from Africa in Transition

An African Odyssey

December 5, 2014

Blog Post

This is a guest post by Amanda Roth, a former intern for the Council on Foreign Relations Africa Program. She is a graduate student at the Columbia School of International and Public Affairs, where she studies international security policy

Last year, the horrific shipwreck off the Italian island of Lampedusa brought international attention to the dangers faced by the thousands of migrants who cross the Mediterranean Sea to find safety in Europe. The wreck, which occurred less than a quarter-mile from Italy’s shores, killed 366 migrants from Eritrea and Somalia.

The Mediterranean is the world’s deadliest migrant crossing, according to the International Organization for Migration, with more than three thousand reported deaths so far this year. That number is up from approximately seven hundred the year before, and accounts for 75 percent of all documented migrant deaths worldwide. More people are making the journey from Africa and more people are dying.

In response, the Italian government launched Operation Mare Nostrum. Run by the Italian Coast Guard, the operation has saved the lives of more than 150,000 people. Yet, as of November 1, 2014, Operation Mare Nostrum came to an end, leaving the fate of the thousands of migrants expected to attempt future journeys uncertain.

There is no adequate replacement for the now-expired Operation Mare Nostrum. Despite the program’s success, it ended due to “unsustainable” costs. Instead, Mare Nostrum will be replaced by Operation Triton, which is run by the EU and is significantly smaller in scope and has one-third the budget of Mare Nostrum. It will not have an explicit search and rescue function. Instead, the operation will only patrol within thirty miles of Italy’s borders.

There is little political support among EU governments for larger search and rescue missions. Last week, the United Kingdom announced that it would not contribute to future rescue missions. Although the country has received harsh criticism for the decision, James Brokenshire, UK immigration minister, defended the choice, arguing that “since Italy launched its Mare Nostrum operation in October 2013, there has been an unprecedented increase in illegal immigration across the Mediterranean and a four-fold increase in the deaths of those making that perilous journey.”

Networks of smugglers charge migrants large sums of money in exchange for passage. These human traffickers have been accused of grave human rights abuses, including the rape and torture of migrants. The UK and others accuse the smugglers of abusing existing search and rescue missions by knowingly using unsafe boats and hoping their human cargo is rescued and brought to European shores.

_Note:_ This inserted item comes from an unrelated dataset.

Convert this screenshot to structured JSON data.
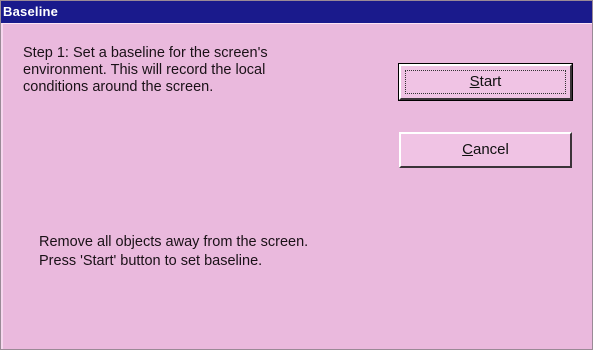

Does Operation Mare Nostrum encourage migrants to make the dangerous journey? Although it may contribute, it isn’t the entire reason. Ongoing conflicts and brutal repression in Somalia, Eritrea, and elsewhere have caused tens of thousands of refugees to flee. Turmoil in northern Africa following the Arab Spring means that fewer refugees are settling in Egypt and Libya, preferring to risk the crossing to the EU.

While Italy’s Mare Nostrum has saved tens of thousands of lives, it still hasn’t been able to respond to the full scope of the crisis. A few days after the UK’s announcement in October, for example, a boat sank off the coast of Libya. Although the Italian Coast Guard rescued ninety-three people, another twenty African migrants died.

Tightened border security, stricter scrutiny of asylum claims, and the close patrol of traditional land routes have driven many migrants to try and reach Europe by sea. Now that Mare Nostrum has ended, many more are likely to die. Despite the United Kingdom’s claims, it’s far from clear that the decision not to support rescue missions will reduce the numbers of people making the journey. Will the European Union really turn its back on the thousands of refugees trying to reach safe shores?